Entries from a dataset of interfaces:
----------------

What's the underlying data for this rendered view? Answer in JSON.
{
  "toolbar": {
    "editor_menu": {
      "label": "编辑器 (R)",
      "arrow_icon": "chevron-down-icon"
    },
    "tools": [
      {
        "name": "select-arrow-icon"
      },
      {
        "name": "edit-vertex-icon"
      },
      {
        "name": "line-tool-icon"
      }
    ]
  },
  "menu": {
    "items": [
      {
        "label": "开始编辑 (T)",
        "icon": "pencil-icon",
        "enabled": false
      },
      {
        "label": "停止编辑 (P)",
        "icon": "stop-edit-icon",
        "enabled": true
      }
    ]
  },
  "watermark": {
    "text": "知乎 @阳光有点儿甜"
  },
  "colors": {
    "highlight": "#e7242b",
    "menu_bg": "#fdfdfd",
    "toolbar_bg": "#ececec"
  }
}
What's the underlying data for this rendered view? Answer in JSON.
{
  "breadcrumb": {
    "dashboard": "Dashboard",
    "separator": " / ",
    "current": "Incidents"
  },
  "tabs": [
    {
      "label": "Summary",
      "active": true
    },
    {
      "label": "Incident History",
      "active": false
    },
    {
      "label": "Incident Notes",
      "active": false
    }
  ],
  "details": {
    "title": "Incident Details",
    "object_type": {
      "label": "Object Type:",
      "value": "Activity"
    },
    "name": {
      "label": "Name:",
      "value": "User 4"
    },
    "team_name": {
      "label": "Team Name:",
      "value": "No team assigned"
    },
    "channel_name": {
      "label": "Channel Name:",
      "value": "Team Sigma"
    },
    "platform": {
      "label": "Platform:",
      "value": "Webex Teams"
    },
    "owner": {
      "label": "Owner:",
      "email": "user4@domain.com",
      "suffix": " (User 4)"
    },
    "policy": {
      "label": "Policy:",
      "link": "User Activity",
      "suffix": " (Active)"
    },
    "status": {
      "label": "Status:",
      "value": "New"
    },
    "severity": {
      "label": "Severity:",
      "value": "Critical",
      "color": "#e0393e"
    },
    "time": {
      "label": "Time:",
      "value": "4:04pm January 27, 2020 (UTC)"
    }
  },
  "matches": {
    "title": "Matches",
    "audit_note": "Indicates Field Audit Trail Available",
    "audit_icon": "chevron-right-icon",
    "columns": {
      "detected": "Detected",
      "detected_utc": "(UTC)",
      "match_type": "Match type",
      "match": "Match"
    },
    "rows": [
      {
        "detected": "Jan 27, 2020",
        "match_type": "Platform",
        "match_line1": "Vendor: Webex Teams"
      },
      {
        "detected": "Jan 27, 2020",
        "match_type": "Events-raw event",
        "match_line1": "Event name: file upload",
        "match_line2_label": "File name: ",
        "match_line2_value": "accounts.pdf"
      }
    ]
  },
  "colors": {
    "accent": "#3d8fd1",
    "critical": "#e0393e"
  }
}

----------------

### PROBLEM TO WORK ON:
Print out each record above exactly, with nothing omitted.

### YOUR SOLUTION:
What's the underlying data for this rendered view? Answer in JSON.
{
  "toolbar": {
    "editor_menu": {
      "label": "编辑器 (R)",
      "arrow_icon": "chevron-down-icon"
    },
    "tools": [
      {
        "name": "select-arrow-icon"
      },
      {
        "name": "edit-vertex-icon"
      },
      {
        "name": "line-tool-icon"
      }
    ]
  },
  "menu": {
    "items": [
      {
        "label": "开始编辑 (T)",
        "icon": "pencil-icon",
        "enabled": false
      },
      {
        "label": "停止编辑 (P)",
        "icon": "stop-edit-icon",
        "enabled": true
      }
    ]
  },
  "watermark": {
    "text": "知乎 @阳光有点儿甜"
  },
  "colors": {
    "highlight": "#e7242b",
    "menu_bg": "#fdfdfd",
    "toolbar_bg": "#ececec"
  }
}
What's the underlying data for this rendered view? Answer in JSON.
{
  "breadcrumb": {
    "dashboard": "Dashboard",
    "separator": " / ",
    "current": "Incidents"
  },
  "tabs": [
    {
      "label": "Summary",
      "active": true
    },
    {
      "label": "Incident History",
      "active": false
    },
    {
      "label": "Incident Notes",
      "active": false
    }
  ],
  "details": {
    "title": "Incident Details",
    "object_type": {
      "label": "Object Type:",
      "value": "Activity"
    },
    "name": {
      "label": "Name:",
      "value": "User 4"
    },
    "team_name": {
      "label": "Team Name:",
      "value": "No team assigned"
    },
    "channel_name": {
      "label": "Channel Name:",
      "value": "Team Sigma"
    },
    "platform": {
      "label": "Platform:",
      "value": "Webex Teams"
    },
    "owner": {
      "label": "Owner:",
      "email": "user4@domain.com",
      "suffix": " (User 4)"
    },
    "policy": {
      "label": "Policy:",
      "link": "User Activity",
      "suffix": " (Active)"
    },
    "status": {
      "label": "Status:",
      "value": "New"
    },
    "severity": {
      "label": "Severity:",
      "value": "Critical",
      "color": "#e0393e"
    },
    "time": {
      "label": "Time:",
      "value": "4:04pm January 27, 2020 (UTC)"
    }
  },
  "matches": {
    "title": "Matches",
    "audit_note": "Indicates Field Audit Trail Available",
    "audit_icon": "chevron-right-icon",
    "columns": {
      "detected": "Detected",
      "detected_utc": "(UTC)",
      "match_type": "Match type",
      "match": "Match"
    },
    "rows": [
      {
        "detected": "Jan 27, 2020",
        "match_type": "Platform",
        "match_line1": "Vendor: Webex Teams"
      },
      {
        "detected": "Jan 27, 2020",
        "match_type": "Events-raw event",
        "match_line1": "Event name: file upload",
        "match_line2_label": "File name: ",
        "match_line2_value": "accounts.pdf"
      }
    ]
  },
  "colors": {
    "accent": "#3d8fd1",
    "critical": "#e0393e"
  }
}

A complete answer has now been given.